## Work item
Since only the total is wanted, give the number of lines in the listing below that hold the string "prefix" and add nothing.

## Data in this exercise
------

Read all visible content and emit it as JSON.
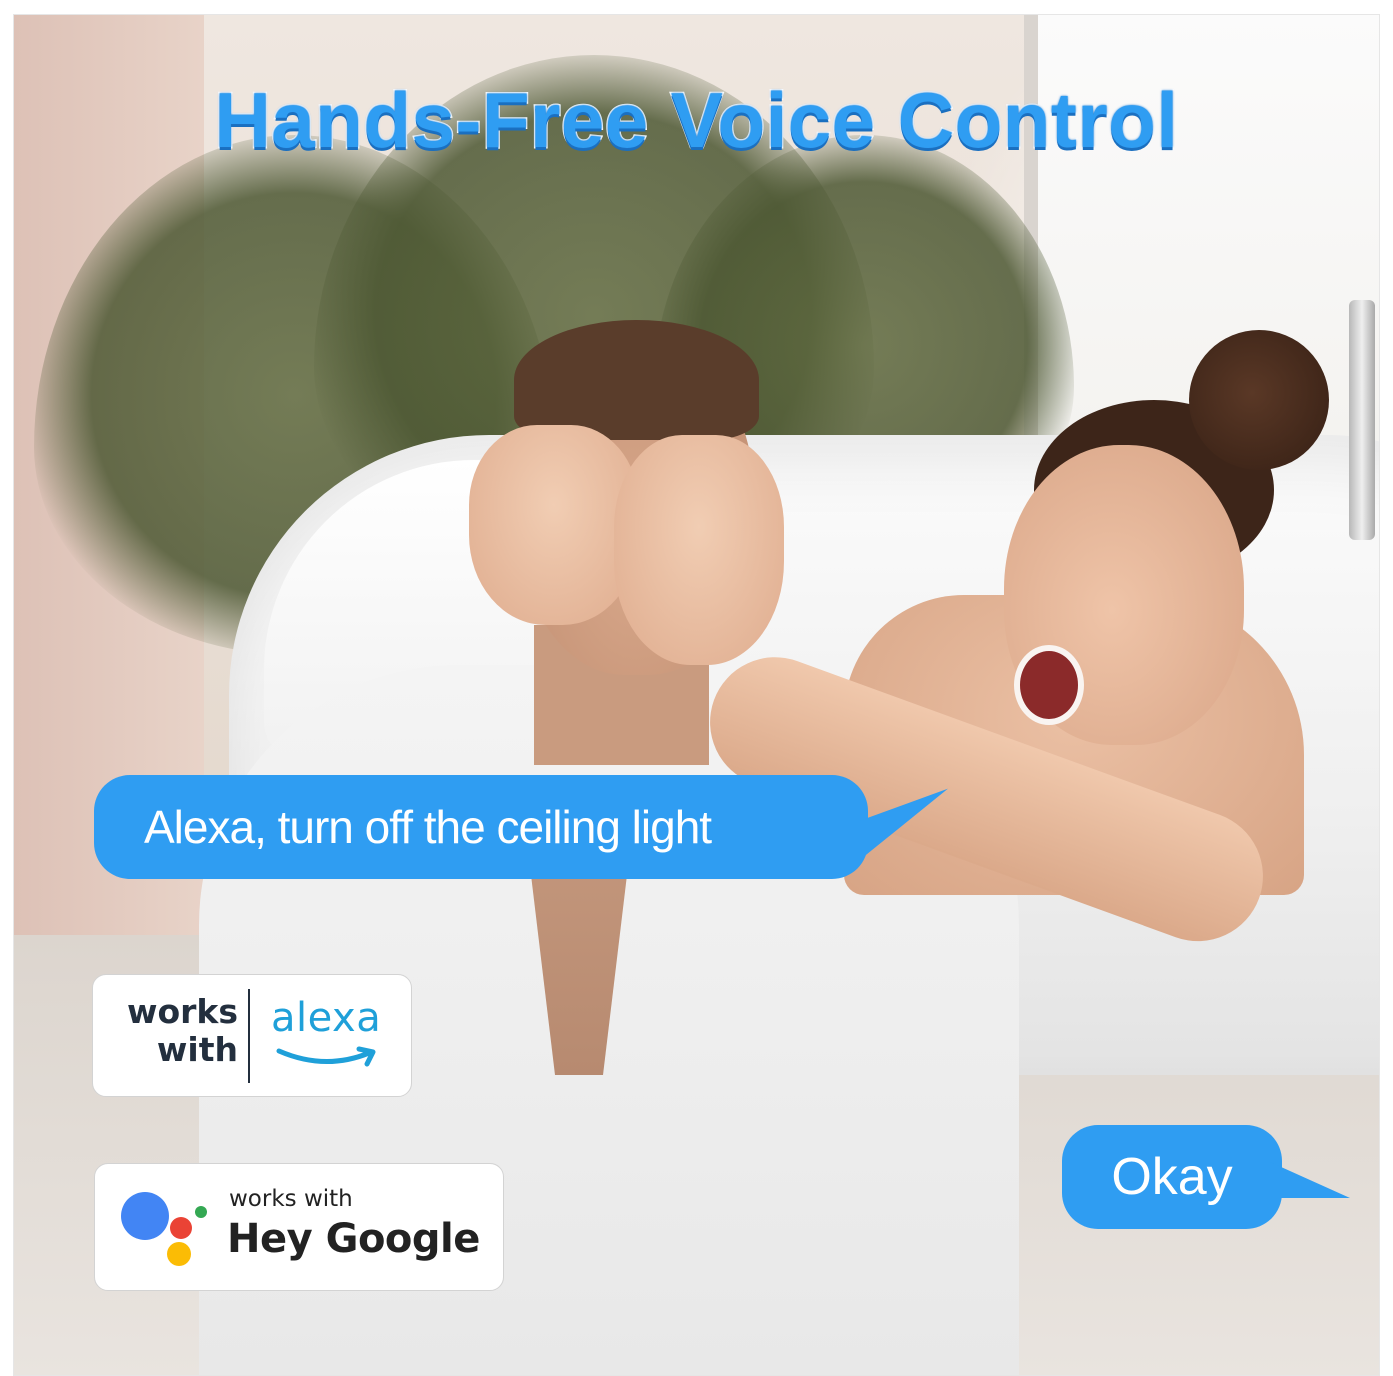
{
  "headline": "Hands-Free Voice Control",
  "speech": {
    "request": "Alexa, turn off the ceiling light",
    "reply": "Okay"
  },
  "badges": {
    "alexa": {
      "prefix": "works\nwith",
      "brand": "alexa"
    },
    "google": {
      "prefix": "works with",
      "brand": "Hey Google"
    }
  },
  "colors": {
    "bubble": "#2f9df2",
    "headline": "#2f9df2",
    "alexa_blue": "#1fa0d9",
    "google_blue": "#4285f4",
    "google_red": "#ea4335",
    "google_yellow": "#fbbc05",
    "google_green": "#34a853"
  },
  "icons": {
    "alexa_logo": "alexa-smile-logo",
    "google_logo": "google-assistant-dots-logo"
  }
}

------

## Solution for this task
2